But maybe not this time. Because after the debt deal, The Republicans in Congress own this economy just as much as Obama does. They’re the ones who drove the deal — and if the economy goes into recession, they’ll bear a lot of the responsibility.

The deal initiates a new regime in American politics: The Scarlet A. We’re in for an era of Austerity. The huge spending cuts — half now, half five months from now — threaten to turn a fragile recovery into a double-dip recession.

Then the situation becomes dangerous and unpredictable. Several European countries, faced with debt crises, have initiated austerity regimes. The results aren’t pretty — suffering, protest and instability.

We’ve had 10 recessions in the United States since 1950. All but one started under a Republican president. The exception was the 1980 recession. President Jimmy Carter paid a high price for it. Our last recession started in 2007, under President George W. Bush. Obama was elected to end it.

Obama, however, was faced with an awful choice. If he had not made a deal with Republicans to avert default, it would have been October 2008 all over again — financial panic and a collapse of consumer confidence. His only other option was an austerity deal. That may lead to a similar outcome — only slower.

Democrats clearly lost on policy. The debt deal is all spending cuts and no new revenues. How did that happen? It happened because Republicans had all the leverage. Republicans were willing to accept default. So what if it brought down the nation’s economy? Higher taxes, in their view, would have been worse.

Given a choice between a bad deal (tax hikes) and default, Republicans were willing to allow default. Democrats were not. They took the bad deal (austerity).

Democrats may have lost on policy, but they won on politics. Obama came across as the responsible adult. The polls showed voters favored compromise and a balanced plan — including tax increases on the wealthy. That was Obama’s position, and the voters trusted him more than they did the Republicans.

Republicans came across as extreme and dogmatic. The party of gridlock.

Nonetheless, Obama’s re-election numbers don’t look good. In last week’s Pew Research Center poll, only 41 percent say they want to see Obama re-elected. The reason is not the debt deal. It’s jobs.

Obama’s Democratic base is extremely unhappy with the debt deal. Any Democratic president other than Obama would very likely face a party rebellion — possibly even a primary challenge like the one Carter got from Edward M. Kennedy in 1980.

But that probably won’t happen to Obama. For one thing, Democrats are horrified by the tea party Republicans and do not want to do anything that could give them more power.

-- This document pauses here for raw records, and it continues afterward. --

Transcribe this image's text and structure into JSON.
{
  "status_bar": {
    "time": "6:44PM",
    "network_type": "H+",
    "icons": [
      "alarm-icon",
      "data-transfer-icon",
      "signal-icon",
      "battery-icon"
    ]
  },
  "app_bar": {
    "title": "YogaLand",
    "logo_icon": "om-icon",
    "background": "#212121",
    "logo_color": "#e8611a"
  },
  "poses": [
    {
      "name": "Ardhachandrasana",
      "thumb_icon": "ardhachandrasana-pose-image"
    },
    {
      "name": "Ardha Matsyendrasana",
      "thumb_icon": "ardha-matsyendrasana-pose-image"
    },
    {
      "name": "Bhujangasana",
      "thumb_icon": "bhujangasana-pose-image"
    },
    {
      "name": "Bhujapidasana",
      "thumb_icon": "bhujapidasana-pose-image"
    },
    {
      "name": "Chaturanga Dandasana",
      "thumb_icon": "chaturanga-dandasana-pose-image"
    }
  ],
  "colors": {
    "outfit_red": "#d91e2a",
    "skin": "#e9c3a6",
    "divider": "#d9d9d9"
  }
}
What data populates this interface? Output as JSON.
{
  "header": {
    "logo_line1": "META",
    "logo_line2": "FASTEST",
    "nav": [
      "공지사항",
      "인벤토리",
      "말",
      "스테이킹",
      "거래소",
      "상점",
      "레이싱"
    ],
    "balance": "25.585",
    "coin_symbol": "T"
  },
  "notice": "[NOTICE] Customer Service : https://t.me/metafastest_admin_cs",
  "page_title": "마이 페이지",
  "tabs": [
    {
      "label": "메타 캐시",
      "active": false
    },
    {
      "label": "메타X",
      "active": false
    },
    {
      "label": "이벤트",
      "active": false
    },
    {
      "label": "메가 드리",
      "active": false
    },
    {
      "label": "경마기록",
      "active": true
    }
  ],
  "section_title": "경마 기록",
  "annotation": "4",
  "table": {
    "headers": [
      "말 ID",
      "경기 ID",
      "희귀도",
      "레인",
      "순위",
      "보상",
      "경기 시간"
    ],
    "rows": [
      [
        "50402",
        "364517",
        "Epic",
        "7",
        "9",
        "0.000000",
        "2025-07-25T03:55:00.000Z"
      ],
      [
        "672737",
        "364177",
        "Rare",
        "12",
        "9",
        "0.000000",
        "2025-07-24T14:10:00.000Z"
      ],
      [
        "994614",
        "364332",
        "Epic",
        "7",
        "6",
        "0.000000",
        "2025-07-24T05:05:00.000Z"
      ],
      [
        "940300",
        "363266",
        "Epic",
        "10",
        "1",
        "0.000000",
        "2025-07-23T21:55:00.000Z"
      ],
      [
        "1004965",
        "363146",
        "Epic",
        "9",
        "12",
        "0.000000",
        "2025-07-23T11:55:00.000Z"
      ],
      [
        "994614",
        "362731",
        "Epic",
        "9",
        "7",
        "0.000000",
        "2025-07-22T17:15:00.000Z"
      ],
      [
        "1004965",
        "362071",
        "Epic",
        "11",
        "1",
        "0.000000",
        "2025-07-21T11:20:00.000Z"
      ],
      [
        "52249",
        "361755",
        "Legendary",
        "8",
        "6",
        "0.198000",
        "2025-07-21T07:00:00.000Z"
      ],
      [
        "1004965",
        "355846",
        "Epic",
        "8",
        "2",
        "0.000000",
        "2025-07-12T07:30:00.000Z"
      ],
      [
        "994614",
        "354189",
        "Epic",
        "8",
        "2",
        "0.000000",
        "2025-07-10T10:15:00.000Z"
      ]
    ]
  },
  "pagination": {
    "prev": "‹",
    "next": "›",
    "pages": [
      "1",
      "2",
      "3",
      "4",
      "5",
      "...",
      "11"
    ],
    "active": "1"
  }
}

There’s also the fact that Obama is African-American. Any Democrat who challenges Obama would deeply offend the party’s African-American base. That’s no way to score points with Democrats.

Democrats will have to rely on the fear factor to get out their base next year. Republicans already control the House, and we saw what that led to. Republicans have a good chance of taking control of the Senate as well next year — given the mix of Senate seats that are up.

If Republicans take the White House, too — well, just look at what happened in Wisconsin and Ohio and Florida when Republicans gained total power this year. Pretty scary.

If any party is likely to split next year, it’s the Republicans. The debt debate has opened up a huge divide between establishment and tea party Republicans. If Mitt Romney wins the Republican nomination, there’s a good chance that some of the many tea party factions will rally behind a third party candidate.

Remember, these people were willing to put the nation’s economy at risk. They certainly won’t have any compunctions about bringing the Republican Party down.

Democrats have something else going for them next year: The GOP now has skin in this game.

Republicans insist that debt reduction is the key to jobs. A lot of voters now believe that. In last month’s Washington Post-ABC News poll, 47 percent of Americans said they believe large cuts in federal spending will do more to create jobs, while 44 percent said spending cuts will lose jobs.

That proposition will now be tested. If austerity slows the economy down, it will not only increase job losses. It will also cause tax revenues to decline and make the debt problem worse. In other words, austerity may do the opposite of what Republicans claimed it would.

The debt deal is driven by politics, not economics. It proves to Americans what they already believe: Politics is the enemy of problem-solving.

The United States is now a country with a AAA credit rating and junk bond politics.